__Data for review__:
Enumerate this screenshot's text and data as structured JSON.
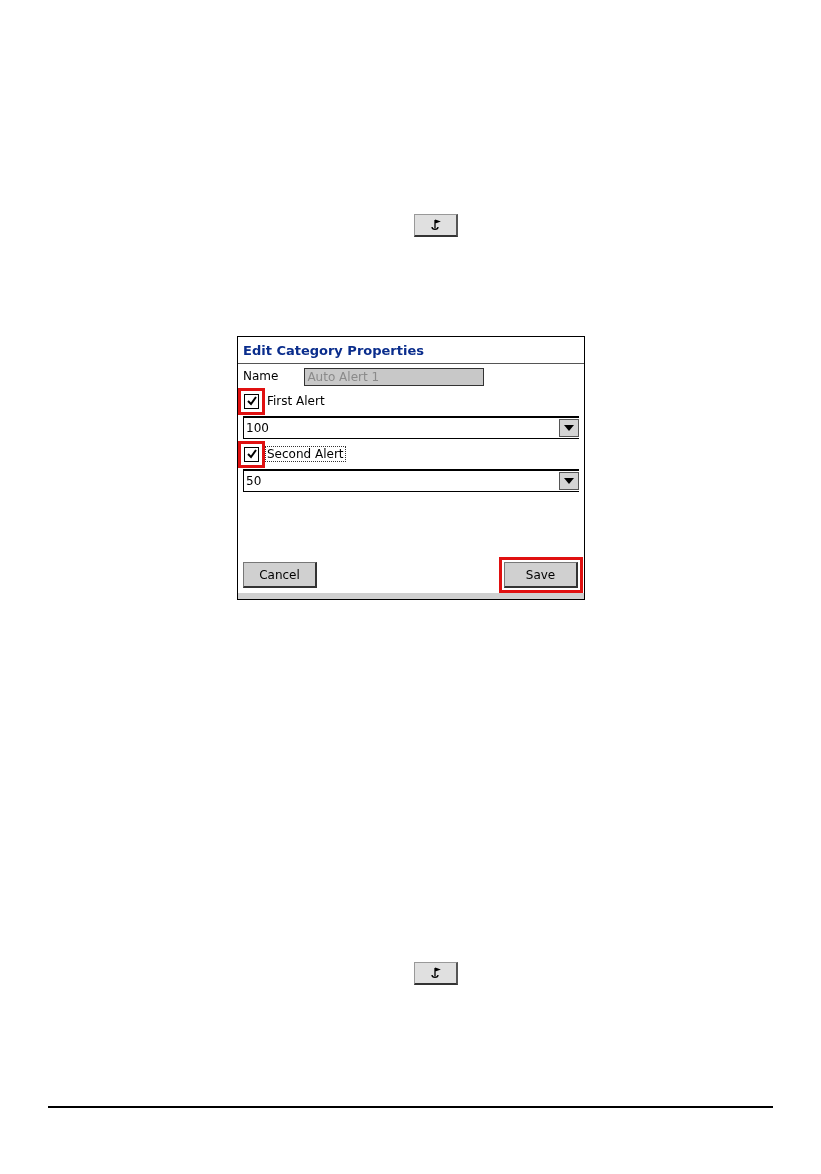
{
  "top_button": {
    "kind": "flag"
  },
  "dialog": {
    "title": "Edit Category Properties",
    "name_field": {
      "label": "Name",
      "value": "Auto Alert 1",
      "disabled": true
    },
    "alerts": [
      {
        "label": "First Alert",
        "checked": true,
        "highlighted": true,
        "focused": false,
        "value": "100"
      },
      {
        "label": "Second Alert",
        "checked": true,
        "highlighted": true,
        "focused": true,
        "value": "50"
      }
    ],
    "buttons": [
      {
        "label": "Cancel",
        "highlighted": false
      },
      {
        "label": "Save",
        "highlighted": true
      }
    ]
  },
  "bottom_button": {
    "kind": "flag"
  }
}
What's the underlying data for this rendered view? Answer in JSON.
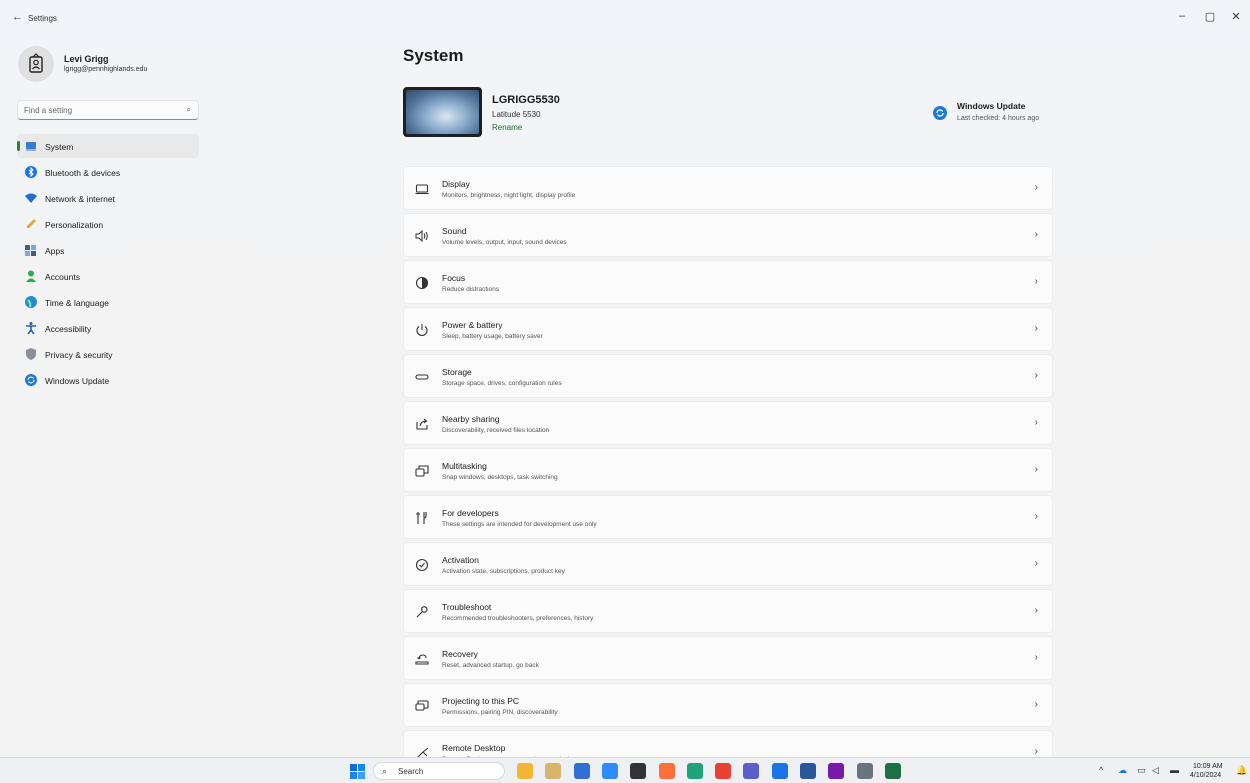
{
  "titlebar": {
    "app_title": "Settings",
    "back_glyph": "←",
    "minimize_glyph": "–",
    "restore_glyph": "▢",
    "close_glyph": "✕"
  },
  "profile": {
    "name": "Levi Grigg",
    "email": "lgrigg@pennhighlands.edu"
  },
  "search": {
    "placeholder": "Find a setting"
  },
  "nav": {
    "items": [
      {
        "label": "System",
        "icon": "system-icon",
        "color": "#2f7ed8",
        "active": true
      },
      {
        "label": "Bluetooth & devices",
        "icon": "bluetooth-icon",
        "color": "#1a73e8"
      },
      {
        "label": "Network & internet",
        "icon": "wifi-icon",
        "color": "#1f6fd1"
      },
      {
        "label": "Personalization",
        "icon": "brush-icon",
        "color": "#e8a23a"
      },
      {
        "label": "Apps",
        "icon": "apps-icon",
        "color": "#4a5c7a"
      },
      {
        "label": "Accounts",
        "icon": "accounts-icon",
        "color": "#2fa84f"
      },
      {
        "label": "Time & language",
        "icon": "globe-icon",
        "color": "#1f8fd1"
      },
      {
        "label": "Accessibility",
        "icon": "accessibility-icon",
        "color": "#1a5fb4"
      },
      {
        "label": "Privacy & security",
        "icon": "shield-icon",
        "color": "#8a8f98"
      },
      {
        "label": "Windows Update",
        "icon": "update-icon",
        "color": "#1f7ad6"
      }
    ]
  },
  "main": {
    "title": "System",
    "device": {
      "name": "LGRIGG5530",
      "model": "Latitude 5530",
      "rename": "Rename"
    },
    "windows_update": {
      "title": "Windows Update",
      "subtitle": "Last checked: 4 hours ago"
    },
    "cards": [
      {
        "title": "Display",
        "subtitle": "Monitors, brightness, night light, display profile",
        "icon": "display-icon"
      },
      {
        "title": "Sound",
        "subtitle": "Volume levels, output, input, sound devices",
        "icon": "speaker-icon"
      },
      {
        "title": "Focus",
        "subtitle": "Reduce distractions",
        "icon": "focus-icon"
      },
      {
        "title": "Power & battery",
        "subtitle": "Sleep, battery usage, battery saver",
        "icon": "power-icon"
      },
      {
        "title": "Storage",
        "subtitle": "Storage space, drives, configuration rules",
        "icon": "storage-icon"
      },
      {
        "title": "Nearby sharing",
        "subtitle": "Discoverability, received files location",
        "icon": "share-icon"
      },
      {
        "title": "Multitasking",
        "subtitle": "Snap windows, desktops, task switching",
        "icon": "multitasking-icon"
      },
      {
        "title": "For developers",
        "subtitle": "These settings are intended for development use only",
        "icon": "developer-tools-icon"
      },
      {
        "title": "Activation",
        "subtitle": "Activation state, subscriptions, product key",
        "icon": "checkmark-circle-icon"
      },
      {
        "title": "Troubleshoot",
        "subtitle": "Recommended troubleshooters, preferences, history",
        "icon": "wrench-icon"
      },
      {
        "title": "Recovery",
        "subtitle": "Reset, advanced startup, go back",
        "icon": "recovery-icon"
      },
      {
        "title": "Projecting to this PC",
        "subtitle": "Permissions, pairing PIN, discoverability",
        "icon": "projecting-icon"
      },
      {
        "title": "Remote Desktop",
        "subtitle": "Remote Desktop users, connection permissions",
        "icon": "remote-desktop-icon"
      }
    ],
    "chevron_glyph": "›"
  },
  "taskbar": {
    "search_label": "Search",
    "apps": [
      {
        "name": "file-explorer-icon",
        "color": "#f2b632"
      },
      {
        "name": "pen-app-icon",
        "color": "#d7b66a"
      },
      {
        "name": "r-app-icon",
        "color": "#2f6fd6"
      },
      {
        "name": "zoom-icon",
        "color": "#2d8cff"
      },
      {
        "name": "chatgpt-icon",
        "color": "#333333"
      },
      {
        "name": "firefox-icon",
        "color": "#ff7139"
      },
      {
        "name": "edge-icon",
        "color": "#1fa37a"
      },
      {
        "name": "chrome-icon",
        "color": "#e94235"
      },
      {
        "name": "teams-icon",
        "color": "#5b5fc7"
      },
      {
        "name": "outlook-icon",
        "color": "#1a73e8"
      },
      {
        "name": "word-icon",
        "color": "#2b579a"
      },
      {
        "name": "onenote-icon",
        "color": "#7719aa"
      },
      {
        "name": "settings-gear-icon",
        "color": "#6b7380"
      },
      {
        "name": "excel-icon",
        "color": "#1d7044"
      }
    ],
    "tray": {
      "chevron_up": "^",
      "time": "10:09 AM",
      "date": "4/10/2024"
    }
  }
}
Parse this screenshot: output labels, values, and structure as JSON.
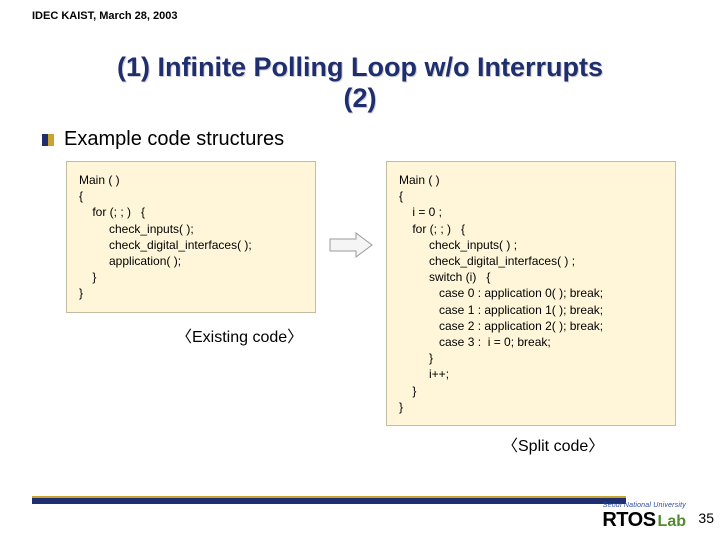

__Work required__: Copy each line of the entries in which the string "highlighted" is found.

__Your response__:
        "highlighted": true,
        "highlighted": true,
        "highlighted": false
        "highlighted": true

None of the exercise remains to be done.